Something to sing about: we may have three meadowlark species.
The October 2008 issue of The Auk, the scientific journal of the American Ornithologists’ Union (AOU), was mailed late, and I just received my copy. But among the technical papers in this issue were two that could affect how some birds are classified. One study presented evidence that North America has three species of meadowlarks, not two. Another paper gave evidence that the Western Scrub-Jay should be split into two species.
Changes like this won’t become official until they’re voted on by the AOU’s Committee on Classification and Nomenclature (more affectionately known as the AOU Check-list Committee). This is the committee that establishes the standardized names and species limits that we see in field guides and bird checklists for North and Central America. But with the publication of these two new studies, it becomes likely that the committee will split these birds, perhaps as early as next July.

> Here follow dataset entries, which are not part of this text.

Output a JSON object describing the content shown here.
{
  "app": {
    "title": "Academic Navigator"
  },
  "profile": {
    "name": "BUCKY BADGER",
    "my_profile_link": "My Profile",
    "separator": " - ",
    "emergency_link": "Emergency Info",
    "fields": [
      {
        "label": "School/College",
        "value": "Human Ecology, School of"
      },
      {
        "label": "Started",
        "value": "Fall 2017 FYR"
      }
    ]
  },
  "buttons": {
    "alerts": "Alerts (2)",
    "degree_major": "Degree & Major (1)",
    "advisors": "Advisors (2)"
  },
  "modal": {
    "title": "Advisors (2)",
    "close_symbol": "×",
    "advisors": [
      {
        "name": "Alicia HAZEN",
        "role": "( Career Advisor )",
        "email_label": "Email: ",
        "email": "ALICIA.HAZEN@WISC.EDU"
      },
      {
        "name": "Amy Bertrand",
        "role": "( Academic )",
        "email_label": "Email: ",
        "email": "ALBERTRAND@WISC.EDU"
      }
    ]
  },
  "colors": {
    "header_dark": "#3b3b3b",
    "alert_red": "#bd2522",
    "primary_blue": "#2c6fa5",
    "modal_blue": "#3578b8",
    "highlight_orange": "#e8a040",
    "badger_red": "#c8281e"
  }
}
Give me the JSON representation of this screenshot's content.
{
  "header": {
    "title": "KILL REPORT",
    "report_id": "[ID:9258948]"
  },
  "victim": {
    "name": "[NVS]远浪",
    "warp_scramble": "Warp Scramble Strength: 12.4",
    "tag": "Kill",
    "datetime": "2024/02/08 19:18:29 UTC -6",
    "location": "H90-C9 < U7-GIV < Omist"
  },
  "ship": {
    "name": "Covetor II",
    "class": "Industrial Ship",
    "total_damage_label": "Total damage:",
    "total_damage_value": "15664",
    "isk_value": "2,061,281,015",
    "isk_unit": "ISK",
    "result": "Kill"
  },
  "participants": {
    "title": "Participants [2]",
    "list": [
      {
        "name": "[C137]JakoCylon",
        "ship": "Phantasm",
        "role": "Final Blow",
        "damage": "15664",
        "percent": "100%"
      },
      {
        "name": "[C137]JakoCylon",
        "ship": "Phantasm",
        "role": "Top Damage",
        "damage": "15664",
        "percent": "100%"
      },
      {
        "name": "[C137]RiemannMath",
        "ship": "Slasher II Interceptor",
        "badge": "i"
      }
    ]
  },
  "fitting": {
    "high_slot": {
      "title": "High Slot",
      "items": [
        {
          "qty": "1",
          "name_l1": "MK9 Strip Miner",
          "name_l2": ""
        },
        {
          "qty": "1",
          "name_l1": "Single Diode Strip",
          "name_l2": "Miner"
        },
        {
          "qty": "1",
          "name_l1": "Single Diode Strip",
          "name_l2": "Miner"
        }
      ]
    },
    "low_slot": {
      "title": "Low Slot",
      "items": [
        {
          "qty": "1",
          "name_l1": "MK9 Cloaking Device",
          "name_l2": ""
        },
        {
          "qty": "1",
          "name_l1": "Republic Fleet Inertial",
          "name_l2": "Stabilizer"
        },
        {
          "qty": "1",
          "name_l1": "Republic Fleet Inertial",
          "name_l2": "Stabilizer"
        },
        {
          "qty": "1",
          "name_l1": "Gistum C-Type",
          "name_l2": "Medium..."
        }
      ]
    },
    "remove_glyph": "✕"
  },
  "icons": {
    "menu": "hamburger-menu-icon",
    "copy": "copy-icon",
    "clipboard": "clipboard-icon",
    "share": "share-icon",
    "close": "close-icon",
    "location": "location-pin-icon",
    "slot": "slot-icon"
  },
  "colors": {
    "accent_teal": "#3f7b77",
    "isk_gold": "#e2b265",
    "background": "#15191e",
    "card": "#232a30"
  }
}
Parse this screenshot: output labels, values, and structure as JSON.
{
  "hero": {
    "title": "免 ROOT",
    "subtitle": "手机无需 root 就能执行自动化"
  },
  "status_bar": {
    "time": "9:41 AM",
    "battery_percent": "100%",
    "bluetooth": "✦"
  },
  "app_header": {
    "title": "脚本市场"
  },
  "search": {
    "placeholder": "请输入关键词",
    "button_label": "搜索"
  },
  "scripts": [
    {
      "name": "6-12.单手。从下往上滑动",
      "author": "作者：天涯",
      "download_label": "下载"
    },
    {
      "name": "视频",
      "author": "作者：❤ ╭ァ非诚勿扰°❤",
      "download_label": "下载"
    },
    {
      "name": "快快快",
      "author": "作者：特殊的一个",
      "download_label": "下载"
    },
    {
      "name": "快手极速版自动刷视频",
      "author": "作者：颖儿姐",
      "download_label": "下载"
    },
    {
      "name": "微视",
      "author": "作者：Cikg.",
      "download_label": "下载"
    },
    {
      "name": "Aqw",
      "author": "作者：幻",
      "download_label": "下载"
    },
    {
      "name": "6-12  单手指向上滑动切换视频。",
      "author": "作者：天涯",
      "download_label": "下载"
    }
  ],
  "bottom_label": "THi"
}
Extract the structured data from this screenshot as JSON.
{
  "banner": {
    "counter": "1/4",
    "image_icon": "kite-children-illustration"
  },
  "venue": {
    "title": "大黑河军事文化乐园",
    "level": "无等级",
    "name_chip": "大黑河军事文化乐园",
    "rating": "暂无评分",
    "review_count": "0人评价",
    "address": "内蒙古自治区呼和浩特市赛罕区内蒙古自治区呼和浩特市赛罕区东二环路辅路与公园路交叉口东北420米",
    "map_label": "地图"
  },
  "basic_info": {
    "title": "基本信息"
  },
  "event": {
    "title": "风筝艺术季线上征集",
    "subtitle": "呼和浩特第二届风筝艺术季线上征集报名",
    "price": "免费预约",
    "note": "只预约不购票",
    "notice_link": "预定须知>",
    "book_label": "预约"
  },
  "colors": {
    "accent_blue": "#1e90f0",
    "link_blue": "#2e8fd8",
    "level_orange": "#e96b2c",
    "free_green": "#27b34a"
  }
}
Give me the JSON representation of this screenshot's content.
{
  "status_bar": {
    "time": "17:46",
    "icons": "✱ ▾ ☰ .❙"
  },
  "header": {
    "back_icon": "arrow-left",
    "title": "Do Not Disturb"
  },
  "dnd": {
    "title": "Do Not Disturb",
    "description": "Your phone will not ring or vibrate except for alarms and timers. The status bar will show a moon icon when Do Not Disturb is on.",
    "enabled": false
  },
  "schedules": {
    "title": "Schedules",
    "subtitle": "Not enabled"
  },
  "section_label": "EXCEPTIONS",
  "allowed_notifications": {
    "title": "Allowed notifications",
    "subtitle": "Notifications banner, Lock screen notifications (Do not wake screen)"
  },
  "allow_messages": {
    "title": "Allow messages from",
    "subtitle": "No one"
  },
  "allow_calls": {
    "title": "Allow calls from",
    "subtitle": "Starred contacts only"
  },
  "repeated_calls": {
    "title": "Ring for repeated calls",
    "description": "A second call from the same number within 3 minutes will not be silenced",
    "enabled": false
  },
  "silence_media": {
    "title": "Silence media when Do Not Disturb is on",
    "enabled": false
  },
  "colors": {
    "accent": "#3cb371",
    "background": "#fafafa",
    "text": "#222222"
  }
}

Meadowlarks in North America have long been divided into two species: the Western Meadowlark (Sturnella neglecta) in the West (naturally), and the Eastern Meadlowlark (Sturnella magna) in the East as well as in desert grasslands of the Southwest. Many experts have already pointed out that the desert-grassland "Easterns" look and sound somewhat different from those in the East. It had been suggested that they might represent a separate species. Now there’s good evidence for that: Keith Barker, Arion Vandergon, and Scott Lanyon studied mitochondrial DNA and other genetic markers for meadowlarks from all parts of their range, and found that the desert-grassland population was very distinct. Sturnella lilianae would be the scientific name of the "new" species; its English name might be Lilian’s Meadowlark, but the AOU will have to decide. Whatever it’s called, if you’ve seen "Eastern Meadowlarks" in southern Arizona or New Mexico or far western Texas, you can count them as this new species as soon as it’s officially "split."
Western Scrub-Jay: scrub that name, replace it with two others.
As recently as the 1980s, we had just one species of "Scrub Jay" in North America. Then the Florida Scrub-Jay and the Island Scrub-Jay (of Santa Cruz Island, California) were classified as separate species. Now there’s good reason to say that the remaining population, currently called Western Scrub-Jay, is really two species. Kathleen Delaney, Saba Zafar, and Robert Wayne studied the DNA of these jays and found that they divided into two groups that probably have been isolated from each other for more than 300,000 years. These authors suggest dividing Western Scrub-Jay into two species: California Scrub-Jay (Aphelocoma californica), a more richly colored bird found from extreme southern Washington south to Baja, and Woodhouse’s Scrub-Jay (Aphelocoma woodhouseii), a duller and grayer bird found from Nevada and extreme eastern California east to Texas. (Brian Small and I will be talking about this split in our "I.D. Tips" column in the March-April 2009 issue of Birder’s World.) There's a messy spot in western Nevada where the two may be interbreeding, and there's a population in southern Mexico that may be yet another separate species, Sumichrast's Scrub-Jay. But the split of the Western looks likely.
Again, neither of these splits will be official until the AOU's committee votes on them. But if you’ve seen them, you can count them as soon as the split is formalized -- so don’t pass up a chance to see birds like this and, so to speak, "put them in the bank." Or just enjoy such subtle variations, whether they count for any kind of list or not!